I have been using plumbing pipe insulation (will refer to it as foam) for several years to form a variety of costumes. I originally found it when wandering around the hardware store looking for something that I could make snakes for a Medusa headpiece. It’s so great because it is so very lightweight, which enables you to make really large pieces without having the burden of weight.
When cut into strips you can form anything with it. I glue it using low temperature hot glue and small clamps. High temp glue will melt the foam and your fingers! The glue sets very quickly and so the process is quite quick.
I began the Bowser costume by forming a hat style shape around my Grandson’s head. I then made the same kind of shape for his body as I wanted the body to look as large as the head. Next I began to shape the features, using Styrofoam balls for the eyes. My grandsons face would be inside the mouth, so I made sure that he had good visibility on the sides.
Once I was happy with the general shape, I began to fill in the spaces, strip by strip. Periodically I would try the piece on my Grandson to ensure that the pieces I had added weren’t changing the basic shape. Once complete, I covered the head with felt and painted it with acrylic craft paint.
I used semi circles cut from craft foam to form the teeth and hot glued them into the open mouth. I couldn’t find fur for the hair in the right colour, so I used some scrap fur and brushed orange paint over it and then worked the paint in with a fork. I cut this into small rectangles and folded them into tubes, glued them and attached them to the head, one by one, to form hair and eyebrows. I finished the head by adding extra fabric to the bottom to form a neck. This tucked into the body suit.

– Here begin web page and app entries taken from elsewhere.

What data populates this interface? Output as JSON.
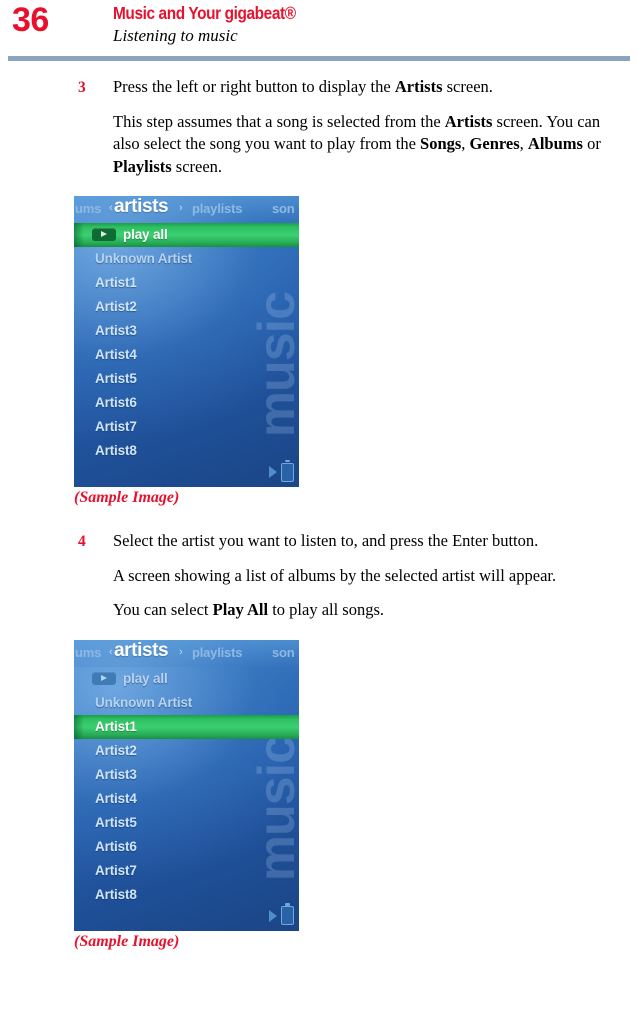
{
  "header": {
    "page_number": "36",
    "book_title": "Music and Your gigabeat®",
    "section_title": "Listening to music"
  },
  "steps": [
    {
      "number": "3",
      "paragraphs": [
        "Press the left or right button to display the Artists screen.",
        "This step assumes that a song is selected from the Artists screen. You can also select the song you want to play from the Songs, Genres, Albums or Playlists screen."
      ]
    },
    {
      "number": "4",
      "paragraphs": [
        "Select the artist you want to listen to, and press the Enter button.",
        "A screen showing a list of albums by the selected artist will appear.",
        "You can select Play All to play all songs."
      ]
    }
  ],
  "figures": [
    {
      "caption": "(Sample Image)",
      "watermark": "music",
      "tabs": {
        "albums_partial": "ums",
        "active": "artists",
        "playlists": "playlists",
        "songs_partial": "son",
        "arrow_left": "‹",
        "arrow_right": "›"
      },
      "rows": [
        {
          "label": "play all",
          "selected": true,
          "has_button": true
        },
        {
          "label": "Unknown Artist",
          "selected": false,
          "has_button": false
        },
        {
          "label": "Artist1",
          "selected": false,
          "has_button": false
        },
        {
          "label": "Artist2",
          "selected": false,
          "has_button": false
        },
        {
          "label": "Artist3",
          "selected": false,
          "has_button": false
        },
        {
          "label": "Artist4",
          "selected": false,
          "has_button": false
        },
        {
          "label": "Artist5",
          "selected": false,
          "has_button": false
        },
        {
          "label": "Artist6",
          "selected": false,
          "has_button": false
        },
        {
          "label": "Artist7",
          "selected": false,
          "has_button": false
        },
        {
          "label": "Artist8",
          "selected": false,
          "has_button": false
        }
      ]
    },
    {
      "caption": "(Sample Image)",
      "watermark": "music",
      "tabs": {
        "albums_partial": "ums",
        "active": "artists",
        "playlists": "playlists",
        "songs_partial": "son",
        "arrow_left": "‹",
        "arrow_right": "›"
      },
      "rows": [
        {
          "label": "play all",
          "selected": false,
          "has_button": true
        },
        {
          "label": "Unknown Artist",
          "selected": false,
          "has_button": false
        },
        {
          "label": "Artist1",
          "selected": true,
          "has_button": false
        },
        {
          "label": "Artist2",
          "selected": false,
          "has_button": false
        },
        {
          "label": "Artist3",
          "selected": false,
          "has_button": false
        },
        {
          "label": "Artist4",
          "selected": false,
          "has_button": false
        },
        {
          "label": "Artist5",
          "selected": false,
          "has_button": false
        },
        {
          "label": "Artist6",
          "selected": false,
          "has_button": false
        },
        {
          "label": "Artist7",
          "selected": false,
          "has_button": false
        },
        {
          "label": "Artist8",
          "selected": false,
          "has_button": false
        }
      ]
    }
  ],
  "colors": {
    "accent_red": "#e8112d",
    "rule_blue": "#8ba3bc",
    "selection_green": "#3cd072",
    "screen_blue": "#255fae"
  }
}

When shaping the body, I left the back open, so that my Grandson could step easily in and out. The shell would later cover this opening. I didn’t fill the body suit in completely, just enough for the foam to create and retain its shape. The tail was completely filled in for extra strength. I hot glued fabric over the entire suit, creating the arms and legs with fabric alone.
I painted the front off-white and painted gold scales on most of the costume. I added spikes on the tail tip made from craft foam that had been cut and formed from a semi circle.
I formed the hands to hang past my Grandsons own hands but made pockets on the inside so that he could control them, but slipped out easily for trick or treating.
I took a pair of my Grandson’s shoes and formed the feet to fit snugly over his own shoes. I was able to make larger feet than he has without them causing him to trip. I used craft foam for the nails.
The shell was formed by making an oval shape and then crossing 5 equally spaced strips horizontally and vertically to form what resembles an apple pie. This feels flimsy but when the fabric is attached, is very sturdy. I glued on more spikes and again added paint to create the shell look.
To attach the shell to the suit I used wire. I would have used Velcro but I ran out so I improvised and used craft wire, forming hooks on the shell and loops on the back of the body suit. This worked well, but I had to make sure the ends weren’t sharp. I taped them with duct tape and then glued them beneath more foam.
My youngest Grandson was Mario and I purchased a red long sleeve shirt and denim overalls. I purchased white gloves and a cap from the dollar store and added red fabric with hot glue to make the cap look more like Mario’s. I used craft foam to make the white oval and ‘M’ and formed the wings using the pipe insulation, which I then painted white. The paint will eventually chip and that’s why I normally cover the foam with some kind of fabric. I knew that this would only be used for one night and it did last.
Both boys had a great Halloween and are already talking about what I am going to make them next year!